In physics, gravity isn’t the only force we consider. Take the electric force. If we have an electric field, a charged particle will feel it, and experience a force. The electric force is also conservative. That means if we move a charged particle from A to B, it will move the same distance against the force, no matter which route it goes in. The amount of potential energy it gains is the same, no matter the route. This is just like the gravity example. In gravitational fields (the earth) we consider lines of equal height as being ‘contours’ on a map – in an electric field the analogous lines are called ‘equipotentials’, meaning they are lines or surfaces of equal potential energy.

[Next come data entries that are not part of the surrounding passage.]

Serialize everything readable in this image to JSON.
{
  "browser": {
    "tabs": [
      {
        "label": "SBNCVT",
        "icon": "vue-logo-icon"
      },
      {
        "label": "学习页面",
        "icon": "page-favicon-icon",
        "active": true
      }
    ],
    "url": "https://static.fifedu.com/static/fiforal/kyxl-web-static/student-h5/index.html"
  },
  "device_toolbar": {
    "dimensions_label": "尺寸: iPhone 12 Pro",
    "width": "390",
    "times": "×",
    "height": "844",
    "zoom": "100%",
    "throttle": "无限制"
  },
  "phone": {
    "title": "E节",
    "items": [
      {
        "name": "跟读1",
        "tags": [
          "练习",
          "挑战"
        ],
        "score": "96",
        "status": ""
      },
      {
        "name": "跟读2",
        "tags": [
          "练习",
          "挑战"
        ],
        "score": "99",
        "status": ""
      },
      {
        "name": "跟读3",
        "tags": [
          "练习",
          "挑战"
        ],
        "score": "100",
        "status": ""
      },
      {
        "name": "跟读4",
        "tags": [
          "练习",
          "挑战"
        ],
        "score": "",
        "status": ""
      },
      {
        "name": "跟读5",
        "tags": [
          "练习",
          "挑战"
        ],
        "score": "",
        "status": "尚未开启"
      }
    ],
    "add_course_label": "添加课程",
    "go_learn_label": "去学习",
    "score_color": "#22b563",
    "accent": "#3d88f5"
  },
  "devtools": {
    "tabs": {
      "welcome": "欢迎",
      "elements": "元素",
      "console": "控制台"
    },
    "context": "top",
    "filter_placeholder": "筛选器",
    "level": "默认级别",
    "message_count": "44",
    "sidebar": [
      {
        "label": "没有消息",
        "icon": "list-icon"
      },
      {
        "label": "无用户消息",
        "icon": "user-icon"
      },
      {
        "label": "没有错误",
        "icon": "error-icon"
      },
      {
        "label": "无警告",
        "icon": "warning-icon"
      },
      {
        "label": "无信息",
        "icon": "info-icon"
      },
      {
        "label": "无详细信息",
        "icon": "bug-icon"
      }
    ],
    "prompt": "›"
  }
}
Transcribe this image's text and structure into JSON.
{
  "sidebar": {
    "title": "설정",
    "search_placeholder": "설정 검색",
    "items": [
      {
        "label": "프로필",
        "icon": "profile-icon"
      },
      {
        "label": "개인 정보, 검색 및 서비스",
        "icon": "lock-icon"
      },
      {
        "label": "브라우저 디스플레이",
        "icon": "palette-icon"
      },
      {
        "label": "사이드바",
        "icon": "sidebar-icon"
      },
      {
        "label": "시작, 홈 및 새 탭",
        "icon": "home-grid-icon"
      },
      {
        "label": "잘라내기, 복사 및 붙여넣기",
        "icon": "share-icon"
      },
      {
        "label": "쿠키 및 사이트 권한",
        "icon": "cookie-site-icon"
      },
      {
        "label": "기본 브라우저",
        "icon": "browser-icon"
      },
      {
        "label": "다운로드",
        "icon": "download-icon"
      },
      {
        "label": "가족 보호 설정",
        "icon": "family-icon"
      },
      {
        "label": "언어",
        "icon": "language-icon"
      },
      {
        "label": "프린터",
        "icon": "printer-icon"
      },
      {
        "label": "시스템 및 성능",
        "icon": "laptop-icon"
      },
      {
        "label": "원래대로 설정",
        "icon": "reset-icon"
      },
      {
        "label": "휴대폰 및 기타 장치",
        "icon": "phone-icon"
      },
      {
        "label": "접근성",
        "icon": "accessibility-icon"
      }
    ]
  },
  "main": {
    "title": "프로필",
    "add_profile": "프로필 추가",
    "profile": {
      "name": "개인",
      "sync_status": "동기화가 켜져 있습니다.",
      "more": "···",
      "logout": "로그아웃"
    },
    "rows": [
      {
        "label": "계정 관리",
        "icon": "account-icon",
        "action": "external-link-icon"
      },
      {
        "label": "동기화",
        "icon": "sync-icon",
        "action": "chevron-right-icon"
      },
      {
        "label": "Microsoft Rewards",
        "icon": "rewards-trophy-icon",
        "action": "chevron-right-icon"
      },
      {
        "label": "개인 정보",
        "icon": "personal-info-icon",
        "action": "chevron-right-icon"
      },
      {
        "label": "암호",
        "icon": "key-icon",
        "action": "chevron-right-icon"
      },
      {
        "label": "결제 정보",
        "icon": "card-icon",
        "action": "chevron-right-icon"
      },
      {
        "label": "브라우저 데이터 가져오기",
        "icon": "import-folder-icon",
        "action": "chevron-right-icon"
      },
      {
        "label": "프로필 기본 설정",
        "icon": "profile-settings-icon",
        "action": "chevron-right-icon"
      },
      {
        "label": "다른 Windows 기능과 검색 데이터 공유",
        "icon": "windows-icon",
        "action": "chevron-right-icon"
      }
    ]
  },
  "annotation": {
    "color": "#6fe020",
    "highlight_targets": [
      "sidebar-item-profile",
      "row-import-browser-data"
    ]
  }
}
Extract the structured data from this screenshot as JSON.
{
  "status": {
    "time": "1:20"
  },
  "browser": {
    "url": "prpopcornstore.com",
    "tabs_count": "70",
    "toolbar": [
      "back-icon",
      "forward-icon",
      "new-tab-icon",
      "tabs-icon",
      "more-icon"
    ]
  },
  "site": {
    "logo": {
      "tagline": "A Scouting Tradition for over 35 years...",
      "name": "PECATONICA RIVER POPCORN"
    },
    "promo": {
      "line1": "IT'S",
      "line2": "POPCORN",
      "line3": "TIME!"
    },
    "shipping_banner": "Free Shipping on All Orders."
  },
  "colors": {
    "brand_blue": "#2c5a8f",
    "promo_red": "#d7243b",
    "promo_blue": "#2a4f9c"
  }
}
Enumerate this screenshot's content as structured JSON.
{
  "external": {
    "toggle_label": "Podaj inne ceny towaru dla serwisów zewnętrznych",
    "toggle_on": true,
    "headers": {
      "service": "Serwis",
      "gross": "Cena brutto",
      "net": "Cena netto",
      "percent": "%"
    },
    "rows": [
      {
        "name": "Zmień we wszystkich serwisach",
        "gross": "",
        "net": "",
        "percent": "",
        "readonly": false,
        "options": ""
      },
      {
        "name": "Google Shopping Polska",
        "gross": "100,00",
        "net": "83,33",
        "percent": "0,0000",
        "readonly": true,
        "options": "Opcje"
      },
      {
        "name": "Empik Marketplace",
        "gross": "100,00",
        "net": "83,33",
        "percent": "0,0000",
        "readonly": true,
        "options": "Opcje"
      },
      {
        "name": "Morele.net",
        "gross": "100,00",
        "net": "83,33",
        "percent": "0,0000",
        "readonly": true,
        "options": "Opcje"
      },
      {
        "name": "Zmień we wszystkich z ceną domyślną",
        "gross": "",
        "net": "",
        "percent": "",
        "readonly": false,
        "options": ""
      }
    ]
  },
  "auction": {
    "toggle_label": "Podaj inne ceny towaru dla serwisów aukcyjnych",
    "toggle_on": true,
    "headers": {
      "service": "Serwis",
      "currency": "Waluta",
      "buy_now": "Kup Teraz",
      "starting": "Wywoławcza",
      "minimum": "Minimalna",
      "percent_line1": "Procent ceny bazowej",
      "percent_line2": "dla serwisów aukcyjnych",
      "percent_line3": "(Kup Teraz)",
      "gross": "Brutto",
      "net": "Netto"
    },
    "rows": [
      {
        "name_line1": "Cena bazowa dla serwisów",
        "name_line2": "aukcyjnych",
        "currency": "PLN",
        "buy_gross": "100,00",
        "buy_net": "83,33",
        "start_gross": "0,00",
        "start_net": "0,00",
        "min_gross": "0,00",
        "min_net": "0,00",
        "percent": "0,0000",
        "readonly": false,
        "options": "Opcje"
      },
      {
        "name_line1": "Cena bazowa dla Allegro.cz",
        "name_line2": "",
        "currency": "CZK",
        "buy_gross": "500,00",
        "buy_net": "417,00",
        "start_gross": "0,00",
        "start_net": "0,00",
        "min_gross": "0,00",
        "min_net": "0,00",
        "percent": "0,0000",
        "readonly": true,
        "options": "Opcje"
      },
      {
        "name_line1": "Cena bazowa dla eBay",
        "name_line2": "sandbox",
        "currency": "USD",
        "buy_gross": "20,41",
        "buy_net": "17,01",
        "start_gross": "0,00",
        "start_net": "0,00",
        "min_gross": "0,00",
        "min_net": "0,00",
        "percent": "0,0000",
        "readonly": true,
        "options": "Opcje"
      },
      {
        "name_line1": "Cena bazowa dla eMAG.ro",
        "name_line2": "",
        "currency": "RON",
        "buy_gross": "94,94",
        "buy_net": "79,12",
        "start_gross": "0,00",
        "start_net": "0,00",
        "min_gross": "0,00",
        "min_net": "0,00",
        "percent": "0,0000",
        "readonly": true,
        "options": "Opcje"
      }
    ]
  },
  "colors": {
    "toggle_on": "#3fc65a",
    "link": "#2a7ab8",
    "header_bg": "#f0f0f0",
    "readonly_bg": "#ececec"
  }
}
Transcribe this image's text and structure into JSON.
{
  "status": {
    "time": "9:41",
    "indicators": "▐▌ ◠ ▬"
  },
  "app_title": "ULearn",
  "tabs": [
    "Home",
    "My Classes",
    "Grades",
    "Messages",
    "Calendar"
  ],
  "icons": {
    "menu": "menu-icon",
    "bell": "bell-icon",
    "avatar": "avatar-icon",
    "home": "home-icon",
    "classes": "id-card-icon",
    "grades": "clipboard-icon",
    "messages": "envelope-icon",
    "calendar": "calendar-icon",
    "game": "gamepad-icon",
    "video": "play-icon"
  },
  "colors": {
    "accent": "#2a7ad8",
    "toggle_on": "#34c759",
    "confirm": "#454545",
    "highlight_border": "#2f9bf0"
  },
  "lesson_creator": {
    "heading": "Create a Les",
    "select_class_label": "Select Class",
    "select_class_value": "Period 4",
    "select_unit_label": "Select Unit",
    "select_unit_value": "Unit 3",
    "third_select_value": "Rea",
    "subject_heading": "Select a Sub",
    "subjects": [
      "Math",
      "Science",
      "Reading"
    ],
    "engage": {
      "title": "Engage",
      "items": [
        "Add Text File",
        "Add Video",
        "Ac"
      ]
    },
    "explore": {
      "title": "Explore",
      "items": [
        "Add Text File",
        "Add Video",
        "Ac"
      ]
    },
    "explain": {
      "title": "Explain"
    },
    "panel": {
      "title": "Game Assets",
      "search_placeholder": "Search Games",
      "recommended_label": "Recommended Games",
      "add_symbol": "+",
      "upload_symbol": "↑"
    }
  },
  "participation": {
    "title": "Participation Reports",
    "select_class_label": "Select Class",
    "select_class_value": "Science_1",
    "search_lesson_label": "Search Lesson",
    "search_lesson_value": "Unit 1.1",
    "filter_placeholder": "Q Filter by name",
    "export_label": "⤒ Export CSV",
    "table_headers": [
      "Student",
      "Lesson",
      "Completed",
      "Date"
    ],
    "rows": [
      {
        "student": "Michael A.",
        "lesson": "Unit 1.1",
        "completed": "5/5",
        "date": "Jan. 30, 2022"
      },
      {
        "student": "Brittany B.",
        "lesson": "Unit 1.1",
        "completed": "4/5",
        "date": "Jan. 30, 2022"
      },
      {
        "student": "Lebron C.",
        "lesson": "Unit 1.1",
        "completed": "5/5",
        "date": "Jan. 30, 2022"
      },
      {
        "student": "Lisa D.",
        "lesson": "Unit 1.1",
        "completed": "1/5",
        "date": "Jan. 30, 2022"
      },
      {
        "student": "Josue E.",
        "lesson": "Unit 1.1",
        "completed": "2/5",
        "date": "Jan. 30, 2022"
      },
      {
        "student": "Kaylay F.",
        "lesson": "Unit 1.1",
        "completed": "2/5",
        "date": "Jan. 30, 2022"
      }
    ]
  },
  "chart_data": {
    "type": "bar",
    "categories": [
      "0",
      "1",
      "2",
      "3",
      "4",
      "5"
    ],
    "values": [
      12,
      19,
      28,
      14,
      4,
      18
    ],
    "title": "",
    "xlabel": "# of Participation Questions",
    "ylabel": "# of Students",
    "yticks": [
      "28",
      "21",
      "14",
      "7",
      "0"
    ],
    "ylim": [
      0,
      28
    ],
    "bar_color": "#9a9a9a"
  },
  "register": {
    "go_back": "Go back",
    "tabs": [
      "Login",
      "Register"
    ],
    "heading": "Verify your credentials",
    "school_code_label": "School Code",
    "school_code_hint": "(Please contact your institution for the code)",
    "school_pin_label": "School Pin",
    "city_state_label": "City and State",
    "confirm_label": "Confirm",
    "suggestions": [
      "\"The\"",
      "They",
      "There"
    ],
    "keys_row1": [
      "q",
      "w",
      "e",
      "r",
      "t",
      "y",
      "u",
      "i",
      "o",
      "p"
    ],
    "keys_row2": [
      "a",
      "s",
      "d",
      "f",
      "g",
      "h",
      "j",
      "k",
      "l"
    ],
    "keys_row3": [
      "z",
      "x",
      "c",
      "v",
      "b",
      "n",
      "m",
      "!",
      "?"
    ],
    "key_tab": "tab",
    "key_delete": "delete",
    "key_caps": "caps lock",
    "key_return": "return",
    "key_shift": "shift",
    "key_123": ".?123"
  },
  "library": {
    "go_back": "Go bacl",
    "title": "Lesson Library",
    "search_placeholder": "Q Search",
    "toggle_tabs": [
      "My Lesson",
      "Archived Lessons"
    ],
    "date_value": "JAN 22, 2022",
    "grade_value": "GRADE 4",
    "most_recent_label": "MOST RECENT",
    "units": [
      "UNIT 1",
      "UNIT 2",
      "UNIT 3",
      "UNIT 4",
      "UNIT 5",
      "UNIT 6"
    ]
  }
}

However, not all forces we come across are conservative. Consider a loop from A to B back to A again. Sometimes, when we do a loop, the total distance we move against the force is zero. That’s the case in the gravity case – if we raise up 200 m then fall 200 m we end up at the same height we started with. We moved against the gravitational field on the way up (hard!), and with it (easy!) on the way down. But with the frictional force, for example, it doesn’t work like that. No matter how you move, the frictional force acts exactly against you. If you push a box from A to B and back to A, it doesn’t matter what route you take, friction acts against you all the time. Sometimes it might be more, sometimes less, depending on what surface you are on, but all the time it is against you. It’s not a conservative force, and so it doesn’t have equipotentials, or contours.

Of course, that doesn’t mean friction is necessarily a bad thing – the train wouldn’t be going anywhere if the wheels slid on the track. Conservative forces, however, are particularly neat from a physics perspective, and from a maths point of view the ‘equipotentials’, or ‘contours’, make them easy to handle. Working out how much energy the train uses to overcome the force of gravity on the ascent of the Raurimu spiral is easy – working how much energy the train uses to overcome friction or air resistance enroute is hard.